**Task brief**
Your response should contain each line of the data that includes "Metadata".

**Exercise input**

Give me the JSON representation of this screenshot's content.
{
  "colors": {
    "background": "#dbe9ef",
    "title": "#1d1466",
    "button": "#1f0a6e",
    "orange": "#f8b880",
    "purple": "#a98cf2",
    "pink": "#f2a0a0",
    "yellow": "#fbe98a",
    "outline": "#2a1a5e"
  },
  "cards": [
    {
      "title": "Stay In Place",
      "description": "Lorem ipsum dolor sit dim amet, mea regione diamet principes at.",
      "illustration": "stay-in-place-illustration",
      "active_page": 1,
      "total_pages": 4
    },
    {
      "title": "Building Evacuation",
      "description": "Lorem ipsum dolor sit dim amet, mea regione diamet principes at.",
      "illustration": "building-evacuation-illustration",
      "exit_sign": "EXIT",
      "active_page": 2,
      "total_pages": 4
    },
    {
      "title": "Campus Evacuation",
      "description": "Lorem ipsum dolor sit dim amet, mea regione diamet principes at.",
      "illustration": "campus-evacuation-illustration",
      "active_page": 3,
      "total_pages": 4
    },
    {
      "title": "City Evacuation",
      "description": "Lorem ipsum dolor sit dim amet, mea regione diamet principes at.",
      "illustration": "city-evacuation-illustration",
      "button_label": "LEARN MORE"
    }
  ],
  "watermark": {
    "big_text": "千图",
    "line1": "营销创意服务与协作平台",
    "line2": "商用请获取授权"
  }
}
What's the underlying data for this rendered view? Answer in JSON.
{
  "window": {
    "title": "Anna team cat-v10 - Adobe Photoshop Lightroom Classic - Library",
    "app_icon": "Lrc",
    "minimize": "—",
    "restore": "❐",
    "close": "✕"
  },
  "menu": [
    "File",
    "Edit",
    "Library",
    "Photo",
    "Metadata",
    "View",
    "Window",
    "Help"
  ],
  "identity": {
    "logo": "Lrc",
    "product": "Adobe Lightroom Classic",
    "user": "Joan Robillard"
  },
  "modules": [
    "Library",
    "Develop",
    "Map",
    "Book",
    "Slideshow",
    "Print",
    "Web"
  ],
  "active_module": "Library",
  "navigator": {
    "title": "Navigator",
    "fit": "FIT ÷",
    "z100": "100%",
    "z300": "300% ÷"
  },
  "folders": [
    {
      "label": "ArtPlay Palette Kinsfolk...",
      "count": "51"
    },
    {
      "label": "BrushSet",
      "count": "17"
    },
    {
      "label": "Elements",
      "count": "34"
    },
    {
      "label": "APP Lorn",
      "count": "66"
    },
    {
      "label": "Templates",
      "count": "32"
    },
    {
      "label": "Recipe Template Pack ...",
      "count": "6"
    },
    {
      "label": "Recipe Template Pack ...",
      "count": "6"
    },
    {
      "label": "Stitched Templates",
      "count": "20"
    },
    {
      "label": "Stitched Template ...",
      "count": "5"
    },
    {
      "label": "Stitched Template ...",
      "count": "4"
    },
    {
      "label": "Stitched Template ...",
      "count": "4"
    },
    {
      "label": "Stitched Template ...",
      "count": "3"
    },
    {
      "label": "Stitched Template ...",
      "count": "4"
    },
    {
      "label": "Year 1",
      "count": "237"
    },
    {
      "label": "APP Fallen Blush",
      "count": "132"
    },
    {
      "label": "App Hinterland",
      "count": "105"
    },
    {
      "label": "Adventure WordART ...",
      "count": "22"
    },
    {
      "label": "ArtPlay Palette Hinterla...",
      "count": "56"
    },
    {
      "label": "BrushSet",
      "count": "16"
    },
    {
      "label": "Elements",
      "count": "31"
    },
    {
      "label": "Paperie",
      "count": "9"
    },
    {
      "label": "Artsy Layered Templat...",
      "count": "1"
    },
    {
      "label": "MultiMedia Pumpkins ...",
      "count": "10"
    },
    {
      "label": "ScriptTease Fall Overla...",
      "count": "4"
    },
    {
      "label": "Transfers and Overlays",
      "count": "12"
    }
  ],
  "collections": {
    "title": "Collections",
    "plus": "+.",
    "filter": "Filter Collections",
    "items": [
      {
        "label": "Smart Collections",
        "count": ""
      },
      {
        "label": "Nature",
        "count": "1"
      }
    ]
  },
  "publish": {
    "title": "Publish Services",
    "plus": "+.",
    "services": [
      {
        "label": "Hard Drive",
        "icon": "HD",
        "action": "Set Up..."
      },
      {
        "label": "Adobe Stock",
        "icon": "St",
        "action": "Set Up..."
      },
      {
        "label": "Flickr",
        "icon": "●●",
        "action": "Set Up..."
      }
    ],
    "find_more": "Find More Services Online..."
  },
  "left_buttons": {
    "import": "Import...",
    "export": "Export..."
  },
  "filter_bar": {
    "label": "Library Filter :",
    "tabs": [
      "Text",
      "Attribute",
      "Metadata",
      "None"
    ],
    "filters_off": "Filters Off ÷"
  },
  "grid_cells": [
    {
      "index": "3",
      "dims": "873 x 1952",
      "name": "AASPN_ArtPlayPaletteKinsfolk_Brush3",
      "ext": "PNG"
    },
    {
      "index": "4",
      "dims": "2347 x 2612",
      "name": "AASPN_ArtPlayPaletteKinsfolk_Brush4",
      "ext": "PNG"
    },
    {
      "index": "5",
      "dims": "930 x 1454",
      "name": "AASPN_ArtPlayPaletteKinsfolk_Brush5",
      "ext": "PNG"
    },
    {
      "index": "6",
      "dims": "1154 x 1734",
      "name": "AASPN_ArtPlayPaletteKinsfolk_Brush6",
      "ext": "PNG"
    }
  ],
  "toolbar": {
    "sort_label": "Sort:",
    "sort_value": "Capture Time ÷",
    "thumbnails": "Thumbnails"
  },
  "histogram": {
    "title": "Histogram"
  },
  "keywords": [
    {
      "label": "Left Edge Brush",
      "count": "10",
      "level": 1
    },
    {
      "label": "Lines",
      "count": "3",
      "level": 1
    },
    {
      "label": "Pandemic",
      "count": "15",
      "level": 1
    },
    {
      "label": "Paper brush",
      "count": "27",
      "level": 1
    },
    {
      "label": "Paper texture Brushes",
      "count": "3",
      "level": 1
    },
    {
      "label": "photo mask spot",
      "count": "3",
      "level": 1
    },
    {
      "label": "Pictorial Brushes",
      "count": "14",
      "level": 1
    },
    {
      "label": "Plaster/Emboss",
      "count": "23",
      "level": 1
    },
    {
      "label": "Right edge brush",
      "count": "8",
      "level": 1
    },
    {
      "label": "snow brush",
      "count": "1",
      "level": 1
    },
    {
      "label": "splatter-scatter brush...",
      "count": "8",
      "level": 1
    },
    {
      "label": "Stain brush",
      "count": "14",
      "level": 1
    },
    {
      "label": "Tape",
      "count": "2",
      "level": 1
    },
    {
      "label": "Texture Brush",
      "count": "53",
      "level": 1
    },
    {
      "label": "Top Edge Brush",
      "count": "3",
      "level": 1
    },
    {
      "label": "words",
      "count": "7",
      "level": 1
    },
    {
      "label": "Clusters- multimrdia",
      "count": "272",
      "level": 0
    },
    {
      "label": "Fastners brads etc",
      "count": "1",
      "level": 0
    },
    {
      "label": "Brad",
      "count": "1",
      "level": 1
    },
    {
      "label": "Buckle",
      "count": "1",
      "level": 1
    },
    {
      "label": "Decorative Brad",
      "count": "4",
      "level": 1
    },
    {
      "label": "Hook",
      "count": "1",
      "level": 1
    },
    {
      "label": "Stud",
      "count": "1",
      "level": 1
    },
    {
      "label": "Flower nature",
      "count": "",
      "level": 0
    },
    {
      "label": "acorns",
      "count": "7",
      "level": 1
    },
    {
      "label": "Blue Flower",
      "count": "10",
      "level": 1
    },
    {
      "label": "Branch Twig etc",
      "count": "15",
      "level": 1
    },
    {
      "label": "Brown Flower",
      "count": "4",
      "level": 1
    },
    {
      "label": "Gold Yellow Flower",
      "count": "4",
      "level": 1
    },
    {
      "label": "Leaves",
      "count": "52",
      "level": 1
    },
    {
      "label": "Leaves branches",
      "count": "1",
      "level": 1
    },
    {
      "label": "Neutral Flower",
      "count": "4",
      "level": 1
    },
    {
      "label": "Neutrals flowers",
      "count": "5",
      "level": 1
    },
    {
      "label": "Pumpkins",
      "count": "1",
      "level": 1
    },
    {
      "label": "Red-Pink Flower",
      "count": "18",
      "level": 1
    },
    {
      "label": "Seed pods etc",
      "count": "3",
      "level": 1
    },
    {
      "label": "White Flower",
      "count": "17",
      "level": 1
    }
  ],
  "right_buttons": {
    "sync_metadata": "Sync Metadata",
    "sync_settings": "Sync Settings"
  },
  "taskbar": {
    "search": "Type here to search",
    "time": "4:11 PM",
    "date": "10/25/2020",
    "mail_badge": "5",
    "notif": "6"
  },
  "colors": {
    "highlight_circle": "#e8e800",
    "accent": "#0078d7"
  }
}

**Completed task**
    "Metadata",
      "Metadata",
    "sync_metadata": "Sync Metadata",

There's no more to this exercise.